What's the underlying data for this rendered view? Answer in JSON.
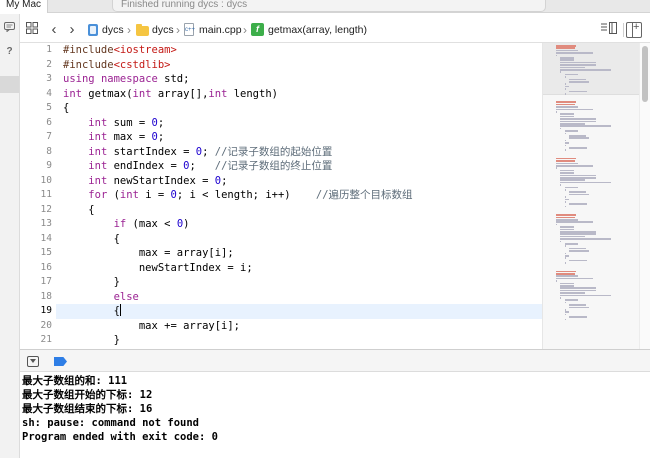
{
  "title_bar": {
    "scheme_label": "My Mac",
    "activity_status": "Finished running dycs : dycs"
  },
  "sidebar_strip": {
    "icons": [
      "comment-icon",
      "help-icon"
    ],
    "help_glyph": "?"
  },
  "jump_bar": {
    "crumbs": [
      {
        "label": "dycs",
        "icon": "project-icon"
      },
      {
        "label": "dycs",
        "icon": "folder-icon"
      },
      {
        "label": "main.cpp",
        "icon": "cpp-file-icon"
      },
      {
        "label": "getmax(array, length)",
        "icon": "function-icon"
      }
    ],
    "file_glyph": "c++",
    "function_glyph": "f"
  },
  "editor": {
    "current_line": 19,
    "lines": [
      {
        "n": "1",
        "text": "#include<iostream>"
      },
      {
        "n": "2",
        "text": "#include<cstdlib>"
      },
      {
        "n": "3",
        "text": "using namespace std;"
      },
      {
        "n": "4",
        "text": "int getmax(int array[],int length)"
      },
      {
        "n": "5",
        "text": "{"
      },
      {
        "n": "6",
        "text": "    int sum = 0;"
      },
      {
        "n": "7",
        "text": "    int max = 0;"
      },
      {
        "n": "8",
        "text": "    int startIndex = 0; //记录子数组的起始位置"
      },
      {
        "n": "9",
        "text": "    int endIndex = 0;   //记录子数组的终止位置"
      },
      {
        "n": "10",
        "text": "    int newStartIndex = 0;"
      },
      {
        "n": "11",
        "text": "    for (int i = 0; i < length; i++)    //遍历整个目标数组"
      },
      {
        "n": "12",
        "text": "    {"
      },
      {
        "n": "13",
        "text": "        if (max < 0)"
      },
      {
        "n": "14",
        "text": "        {"
      },
      {
        "n": "15",
        "text": "            max = array[i];"
      },
      {
        "n": "16",
        "text": "            newStartIndex = i;"
      },
      {
        "n": "17",
        "text": "        }"
      },
      {
        "n": "18",
        "text": "        else"
      },
      {
        "n": "19",
        "text": "        {"
      },
      {
        "n": "20",
        "text": "            max += array[i];"
      },
      {
        "n": "21",
        "text": "        }"
      }
    ]
  },
  "console": {
    "lines": [
      "最大子数组的和: 111",
      "最大子数组开始的下标: 12",
      "最大子数组结束的下标: 16",
      "sh: pause: command not found",
      "Program ended with exit code: 0"
    ]
  },
  "colors": {
    "keyword": "#9b2393",
    "preprocessor": "#643820",
    "string": "#c41a16",
    "number": "#1c00cf",
    "comment": "#5d6c79",
    "current_line_bg": "#e8f2fe",
    "breakpoint_accent": "#2e7ee6"
  }
}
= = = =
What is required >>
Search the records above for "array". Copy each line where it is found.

Result of the task >>
        "label": "getmax(array, length)",
        "text": "int getmax(int array[],int length)"
        "text": "            max = array[i];"
        "text": "            max += array[i];"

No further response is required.